Study: Pet care industry is booming

Jun 26, 2007

The American Chemical Society said U.S. pet owners spent $18.5 million last year on veterinary care, medications and other non-food pet supplies.

And as people around the world devote more of their income to keeping pets healthy and comfortable, pharmaceutical companies are devoting more research to pet health.

Writing in the ACS journal Chemical & Engineering News, Associate Editor Rachel Petkewich reported the amount of money spent on pet care in the United States is expected to grow by more than 6 percent annually. And that, she said, is spurring global pharmaceutical companies best known for making human medicines to devote more research dollars for their animal health divisions.

Such research has yielded new medicines and vaccines to keep cats and dogs healthy. For example, Petkewich cited recently approved canine diet drugs, a drug for vomiting in dogs and a new medication for the barking and other undesirable behavior associated with separation anxiety.

But Petkewich noted people might also benefit from animal health research, with products originally developed for animals often being re-purposed for diseases in humans.

Copyright 2007 by United Press International

Explore further: China's reform of R&D budget management doesn't go far enough, research shows

add to favorites email to friend print save as pdf

Related Stories

FIXD tells car drivers via smartphone what is wrong

8 hours ago

A key source of anxiety while driving solo, when even a bothersome back-seat driver's comments would have made you listen: the "check engine" light is on but you do not feel, smell or see anything wrong. ...

Team pioneers strategy for creating new materials

10 hours ago

Making something new is never easy. Scientists constantly theorize about new materials, but when the material is manufactured it doesn't always work as expected. To create a new strategy for designing materials, ...

Shell files new plan to drill in Arctic

10 hours ago

Royal Dutch Shell has submitted a new plan for drilling in the Arctic offshore Alaska, more than one year after halting its program following several embarrassing mishaps.

Aging Africa

10 hours ago

In the September issue of GSA Today, Paul Bierman of the University of Vermont–Burlington and colleagues present a cosmogenic view of erosion, relief generation, and the age of faulting in southernmost Africa ...

Recommended for you

Precarious work schedules common among younger workers

Aug 29, 2014
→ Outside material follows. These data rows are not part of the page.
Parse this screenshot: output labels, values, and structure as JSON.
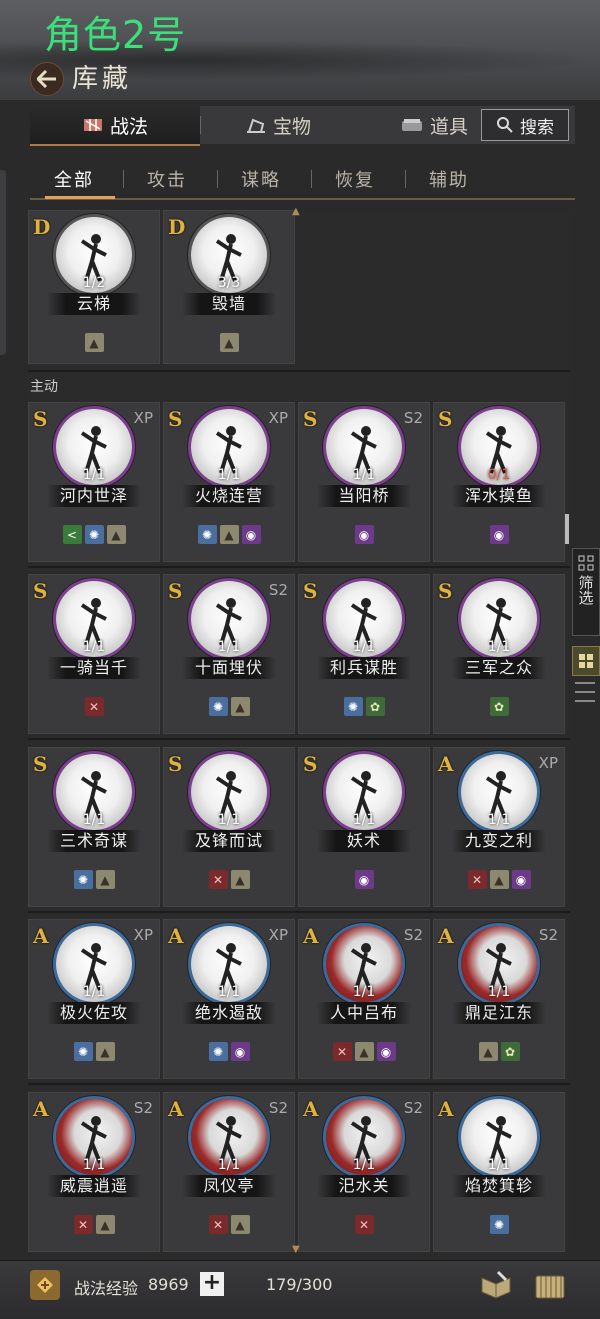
{
  "header": {
    "role_title": "角色2号",
    "page_title": "库藏"
  },
  "top_tabs": {
    "zhanfa": "战法",
    "baowu": "宝物",
    "daoju": "道具",
    "search": "搜索"
  },
  "sub_tabs": [
    "全部",
    "攻击",
    "谋略",
    "恢复",
    "辅助"
  ],
  "section_label": "主动",
  "cards_top": [
    {
      "grade": "D",
      "count": "1/2",
      "name": "云梯"
    },
    {
      "grade": "D",
      "count": "3/3",
      "name": "毁墙"
    }
  ],
  "cards": [
    {
      "grade": "S",
      "tag": "XP",
      "count": "1/1",
      "name": "河内世泽"
    },
    {
      "grade": "S",
      "tag": "XP",
      "count": "1/1",
      "name": "火烧连营"
    },
    {
      "grade": "S",
      "tag": "S2",
      "count": "1/1",
      "name": "当阳桥"
    },
    {
      "grade": "S",
      "tag": "",
      "count": "0/1",
      "name": "浑水摸鱼"
    },
    {
      "grade": "S",
      "tag": "",
      "count": "1/1",
      "name": "一骑当千"
    },
    {
      "grade": "S",
      "tag": "S2",
      "count": "1/1",
      "name": "十面埋伏"
    },
    {
      "grade": "S",
      "tag": "",
      "count": "1/1",
      "name": "利兵谋胜"
    },
    {
      "grade": "S",
      "tag": "",
      "count": "1/1",
      "name": "三军之众"
    },
    {
      "grade": "S",
      "tag": "",
      "count": "1/1",
      "name": "三术奇谋"
    },
    {
      "grade": "S",
      "tag": "",
      "count": "1/1",
      "name": "及锋而试"
    },
    {
      "grade": "S",
      "tag": "",
      "count": "1/1",
      "name": "妖术"
    },
    {
      "grade": "A",
      "tag": "XP",
      "count": "1/1",
      "name": "九变之利"
    },
    {
      "grade": "A",
      "tag": "XP",
      "count": "1/1",
      "name": "极火佐攻"
    },
    {
      "grade": "A",
      "tag": "XP",
      "count": "1/1",
      "name": "绝水遏敌"
    },
    {
      "grade": "A",
      "tag": "S2",
      "count": "1/1",
      "name": "人中吕布"
    },
    {
      "grade": "A",
      "tag": "S2",
      "count": "1/1",
      "name": "鼎足江东"
    },
    {
      "grade": "A",
      "tag": "S2",
      "count": "1/1",
      "name": "威震逍遥"
    },
    {
      "grade": "A",
      "tag": "S2",
      "count": "1/1",
      "name": "凤仪亭"
    },
    {
      "grade": "A",
      "tag": "S2",
      "count": "1/1",
      "name": "汜水关"
    },
    {
      "grade": "A",
      "tag": "",
      "count": "1/1",
      "name": "焰焚箕轸"
    }
  ],
  "filter": {
    "label": "筛选"
  },
  "footer": {
    "exp_label": "战法经验",
    "exp_value": "8969",
    "add": "+",
    "capacity": "179/300"
  },
  "colors": {
    "role_title": "#3be07a",
    "grade": "#e0b23c",
    "accent": "#e0a25c"
  }
}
One wish many workers may have this Labor Day is for more control and predictability of their work schedules. A new report finds that unpredictability is widespread in many workers' schedules—one reason ...

User comments : 0